• **Aim of the exercise**: Copy out each line of the data that holds the string "icon".

• **Component data from apps and pages**:
------------------------------------
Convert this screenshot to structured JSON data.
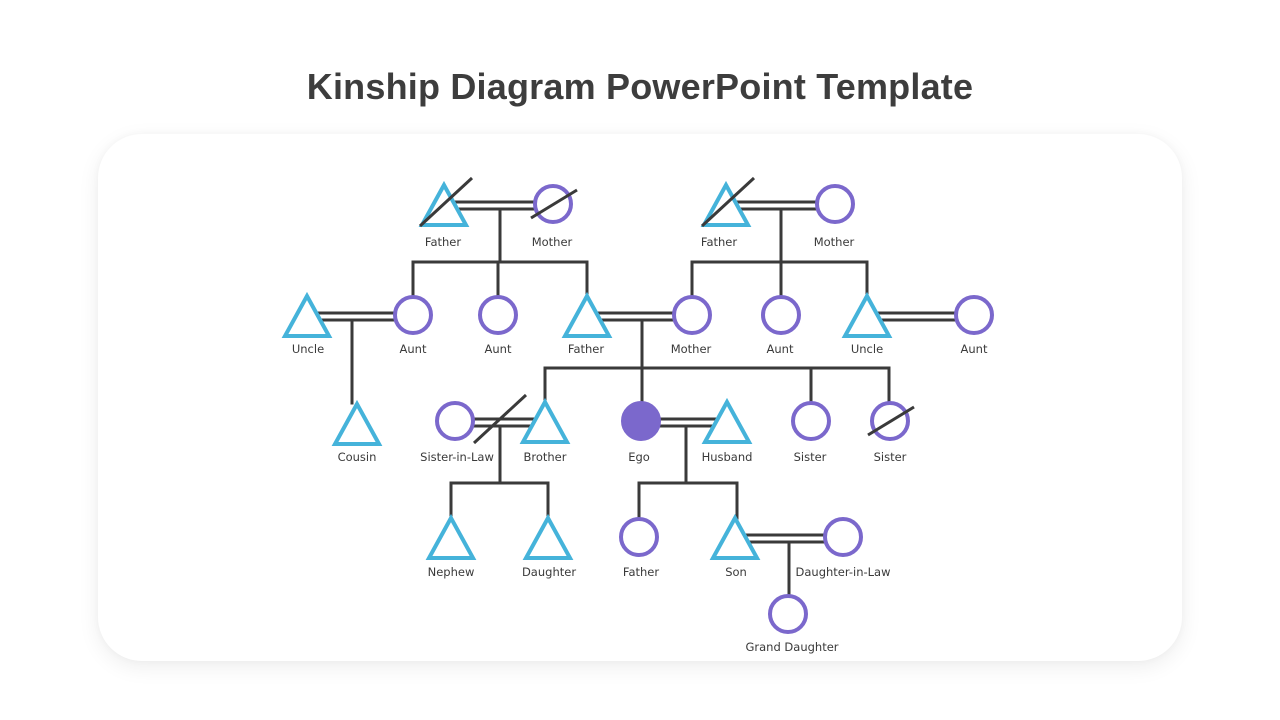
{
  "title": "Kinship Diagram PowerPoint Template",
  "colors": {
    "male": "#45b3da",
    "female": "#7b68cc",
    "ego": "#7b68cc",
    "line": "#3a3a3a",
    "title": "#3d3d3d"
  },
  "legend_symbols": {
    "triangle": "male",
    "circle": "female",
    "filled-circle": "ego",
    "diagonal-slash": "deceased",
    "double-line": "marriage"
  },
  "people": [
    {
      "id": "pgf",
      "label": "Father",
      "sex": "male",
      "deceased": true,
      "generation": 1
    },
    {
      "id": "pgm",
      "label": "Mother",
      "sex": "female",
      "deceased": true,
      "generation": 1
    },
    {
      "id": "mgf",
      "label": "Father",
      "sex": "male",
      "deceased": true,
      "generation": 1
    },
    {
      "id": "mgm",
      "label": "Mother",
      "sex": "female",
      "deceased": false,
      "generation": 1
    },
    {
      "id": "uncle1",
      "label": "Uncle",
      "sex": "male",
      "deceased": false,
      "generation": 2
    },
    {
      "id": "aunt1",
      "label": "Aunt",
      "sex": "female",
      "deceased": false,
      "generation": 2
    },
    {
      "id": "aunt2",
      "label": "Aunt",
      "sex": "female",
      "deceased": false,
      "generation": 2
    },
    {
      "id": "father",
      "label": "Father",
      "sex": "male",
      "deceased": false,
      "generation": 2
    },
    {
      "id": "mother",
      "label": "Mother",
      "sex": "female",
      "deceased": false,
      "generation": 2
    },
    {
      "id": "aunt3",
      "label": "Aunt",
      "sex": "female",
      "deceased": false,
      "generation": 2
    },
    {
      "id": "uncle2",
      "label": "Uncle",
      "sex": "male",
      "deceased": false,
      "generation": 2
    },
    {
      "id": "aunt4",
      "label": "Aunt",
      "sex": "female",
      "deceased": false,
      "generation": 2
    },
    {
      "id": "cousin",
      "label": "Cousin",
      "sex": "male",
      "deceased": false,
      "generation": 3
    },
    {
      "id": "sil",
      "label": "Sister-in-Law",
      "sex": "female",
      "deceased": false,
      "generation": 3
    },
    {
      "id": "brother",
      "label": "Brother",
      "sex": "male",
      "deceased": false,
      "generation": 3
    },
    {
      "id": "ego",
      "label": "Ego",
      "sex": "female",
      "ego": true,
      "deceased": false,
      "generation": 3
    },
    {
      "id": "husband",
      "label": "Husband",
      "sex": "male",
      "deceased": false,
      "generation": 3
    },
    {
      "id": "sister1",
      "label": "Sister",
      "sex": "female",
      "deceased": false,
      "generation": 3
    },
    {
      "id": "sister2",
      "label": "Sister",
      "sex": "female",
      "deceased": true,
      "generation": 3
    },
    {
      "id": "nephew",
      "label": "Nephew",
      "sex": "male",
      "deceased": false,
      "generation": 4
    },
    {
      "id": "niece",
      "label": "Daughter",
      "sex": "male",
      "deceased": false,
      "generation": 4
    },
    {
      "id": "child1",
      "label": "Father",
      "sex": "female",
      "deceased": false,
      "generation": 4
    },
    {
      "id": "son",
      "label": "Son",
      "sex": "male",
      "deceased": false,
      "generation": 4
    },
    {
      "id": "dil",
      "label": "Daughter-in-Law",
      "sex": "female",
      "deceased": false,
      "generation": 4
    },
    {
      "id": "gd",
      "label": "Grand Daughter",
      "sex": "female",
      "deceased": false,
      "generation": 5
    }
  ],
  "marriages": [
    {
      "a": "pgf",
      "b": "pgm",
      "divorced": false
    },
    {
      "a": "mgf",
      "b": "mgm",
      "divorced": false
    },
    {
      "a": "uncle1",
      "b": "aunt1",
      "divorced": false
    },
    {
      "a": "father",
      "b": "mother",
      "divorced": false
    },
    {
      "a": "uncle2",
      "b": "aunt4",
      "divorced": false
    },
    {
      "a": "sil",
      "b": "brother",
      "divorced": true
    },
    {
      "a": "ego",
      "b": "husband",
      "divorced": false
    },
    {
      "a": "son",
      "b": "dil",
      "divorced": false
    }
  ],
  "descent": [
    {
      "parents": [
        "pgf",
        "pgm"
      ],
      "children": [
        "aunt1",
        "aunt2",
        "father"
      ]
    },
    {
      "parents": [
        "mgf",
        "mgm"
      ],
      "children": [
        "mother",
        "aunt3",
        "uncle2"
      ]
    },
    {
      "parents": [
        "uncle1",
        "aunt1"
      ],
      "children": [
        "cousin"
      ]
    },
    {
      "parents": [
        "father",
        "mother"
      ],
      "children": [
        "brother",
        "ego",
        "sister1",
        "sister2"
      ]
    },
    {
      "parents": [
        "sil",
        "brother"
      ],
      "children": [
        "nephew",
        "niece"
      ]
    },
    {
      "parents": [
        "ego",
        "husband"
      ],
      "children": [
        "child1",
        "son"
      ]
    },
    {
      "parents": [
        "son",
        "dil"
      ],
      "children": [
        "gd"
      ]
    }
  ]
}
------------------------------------
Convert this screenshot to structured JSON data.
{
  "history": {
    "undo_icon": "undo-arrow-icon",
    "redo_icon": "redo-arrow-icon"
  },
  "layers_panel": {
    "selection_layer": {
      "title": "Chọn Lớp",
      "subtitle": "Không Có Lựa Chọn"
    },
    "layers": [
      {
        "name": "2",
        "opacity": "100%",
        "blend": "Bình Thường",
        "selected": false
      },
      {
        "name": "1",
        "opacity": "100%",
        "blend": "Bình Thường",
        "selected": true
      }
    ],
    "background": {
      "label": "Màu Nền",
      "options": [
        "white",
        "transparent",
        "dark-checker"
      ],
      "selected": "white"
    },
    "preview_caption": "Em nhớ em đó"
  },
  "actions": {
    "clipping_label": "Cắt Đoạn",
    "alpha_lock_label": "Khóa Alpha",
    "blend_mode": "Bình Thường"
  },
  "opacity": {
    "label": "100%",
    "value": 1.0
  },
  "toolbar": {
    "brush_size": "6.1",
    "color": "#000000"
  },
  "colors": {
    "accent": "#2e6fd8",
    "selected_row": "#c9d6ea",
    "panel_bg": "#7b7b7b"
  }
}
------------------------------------
• **Solution to the exercise**:
    "undo_icon": "undo-arrow-icon",
    "redo_icon": "redo-arrow-icon"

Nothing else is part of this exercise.